    The number of people living in river basins under severe water stress is projected to reach 3.9 billion by 2050, totaling over 40% of the world’s population.

    Compared to today, five times as much land is likely to be under “extreme drought” by 2050.

    Feeding 9 billion people by 2050, will require a 60 percent increase in agricultural production and a 15 percent increase in water withdrawals.

    Water demand is projected to grow by 55 percent by 2050 (including a 400-percent rise in manufacturing water demand).

    By 2050, 1 in 5 developing countries will face water shortages (UN’s Food and Agriculture Organization).

    Between 2050 and 2100, there is an 85 percent chance of a drought in the Central Plains and Southwestern United States lasting 35 years or more.

    If farmers in Kansas keep irrigating at present rates, 69 percent of the Ogallala Aquifer will be gone in 50 years.


    Britain facing food crisis as world’s soil ‘vanishes in 60 years’ – Telegraph

    Only 60 Years of Farming Left If Soil Degradation Continues – Sciam

    We need to protect the world’s soil before it’s too late – Popular Science

    Soil erosion – Food and Agriculture Organization of the United Nations

    *Just For Fun*

    please note: Mtoe = not your mom’s camel toe.

    The only way to mitigate collapse is to carbon tax the shit out of meat and the rich.

    They won’t do it unless carbon taxes are 100% private.

    They’re right, we’ve been over-conditioned by social media for ideological addiction.

    There is no uncorrupt form of government that has secrets.
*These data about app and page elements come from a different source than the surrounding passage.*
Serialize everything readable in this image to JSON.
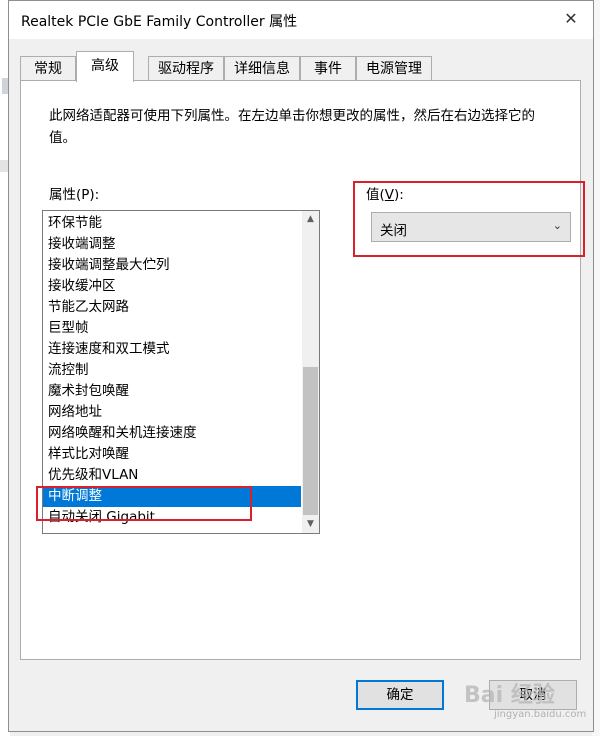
{
  "window": {
    "title": "Realtek PCIe GbE Family Controller 属性",
    "close_glyph": "✕"
  },
  "tabs": [
    {
      "label": "常规"
    },
    {
      "label": "高级",
      "active": true
    },
    {
      "label": "驱动程序"
    },
    {
      "label": "详细信息"
    },
    {
      "label": "事件"
    },
    {
      "label": "电源管理"
    }
  ],
  "advanced": {
    "description": "此网络适配器可使用下列属性。在左边单击你想更改的属性，然后在右边选择它的值。",
    "property_label": "属性(P):",
    "value_label_prefix": "值(",
    "value_label_key": "V",
    "value_label_suffix": "):",
    "properties": [
      "环保节能",
      "接收端调整",
      "接收端调整最大伫列",
      "接收缓冲区",
      "节能乙太网路",
      "巨型帧",
      "连接速度和双工模式",
      "流控制",
      "魔术封包唤醒",
      "网络地址",
      "网络唤醒和关机连接速度",
      "样式比对唤醒",
      "优先级和VLAN",
      "中断调整",
      "自动关闭 Gigabit"
    ],
    "selected_property": "中断调整",
    "selected_index": 13,
    "value": "关闭"
  },
  "buttons": {
    "ok": "确定",
    "cancel": "取消"
  },
  "watermark": {
    "main": "Bai 经验",
    "sub": "jingyan.baidu.com"
  },
  "icons": {
    "scroll_up": "▲",
    "scroll_down": "▼",
    "dropdown": "⌄"
  },
  "colors": {
    "selection": "#0078d7",
    "highlight": "#d9202b"
  }
}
Secrets are for the rich and gov-tards.

    The left is preventing progress on this issue as well as the right.

    We don’t have time for war on 2 fronts, this is it, it’s now or never.
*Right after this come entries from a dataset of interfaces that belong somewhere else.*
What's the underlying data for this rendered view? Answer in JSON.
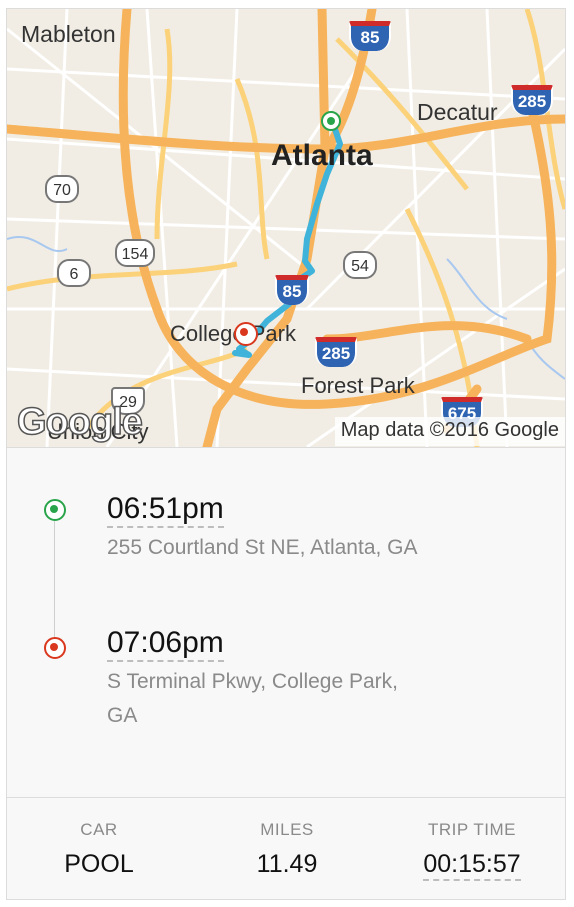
{
  "map": {
    "labels": {
      "mableton": "Mableton",
      "decatur": "Decatur",
      "atlanta": "Atlanta",
      "college_park": "College Park",
      "forest_park": "Forest Park",
      "union_city": "Union City"
    },
    "shields": {
      "i85_top": "85",
      "i285_right": "285",
      "us70": "70",
      "sr154": "154",
      "sr6": "6",
      "sr54": "54",
      "i85_mid": "85",
      "i285_mid": "285",
      "us29": "29",
      "i675": "675"
    },
    "logo": "Google",
    "attribution": "Map data ©2016 Google",
    "route_color": "#3fb3d9",
    "start_color": "#2aa44a",
    "end_color": "#d9381e"
  },
  "trip": {
    "pickup": {
      "time": "06:51pm",
      "address": "255 Courtland St NE, Atlanta, GA"
    },
    "dropoff": {
      "time": "07:06pm",
      "address": "S Terminal Pkwy, College Park, GA"
    }
  },
  "stats": {
    "car": {
      "label": "CAR",
      "value": "POOL"
    },
    "miles": {
      "label": "MILES",
      "value": "11.49"
    },
    "trip_time": {
      "label": "TRIP TIME",
      "value": "00:15:57"
    }
  }
}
    We need 100% private carbon dividends to fund a universal basic income and free health/education in Africa instead of war and slavery.

    I know how to do this because I once learned how to save my allowance as a kid.
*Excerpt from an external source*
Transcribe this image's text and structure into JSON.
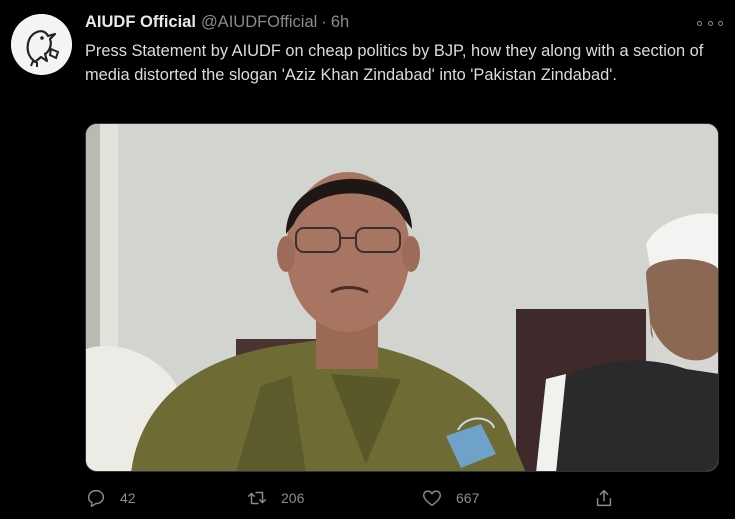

    • energyskeptic says:

      Thanks for all the links above! The way I see it is that the most immediate crisis is energy decline. Take for instance the latest IEA 2018 WEO, which says that oil is declining at 8% a year, and at best could be brought up to declining 4% a year if oil companies spend trillions exploring and drilling. Greenhouse gas emissions will plummet! Starting sometime between now and 2025, oil, coal, and natural gas will plummet 6% a year exponentially (so after 5 years oil will decline at 7% a year, 10 years 8% and so on). After 16 years we’ll have 10% of the oil we were once using. So the threat of a hothouse earth simply doesn’t exist. The IPCC has never had a single model for declining fossil fuels because all of their models assume we will burn them at exponentially increasing rates until 2400. We should already be suffering from topsoil, aquifer, and all the other problems, but fossils have hidden the extent of the hole we’re in. Out of water? Drill a mile down to find more. Topsoil gone? dump tons of fertilizer on it. I’m just floored at how soon peak oil is coming and it is the least feared and talked about catastrophe. It will lower the carrying capacity of earth from 7.5+ billion to 1 billion over the next 30-60 years. Geologists who plugged realistic numbers of fossil reserves into the IPCC model on average see a 4.5 future at worst.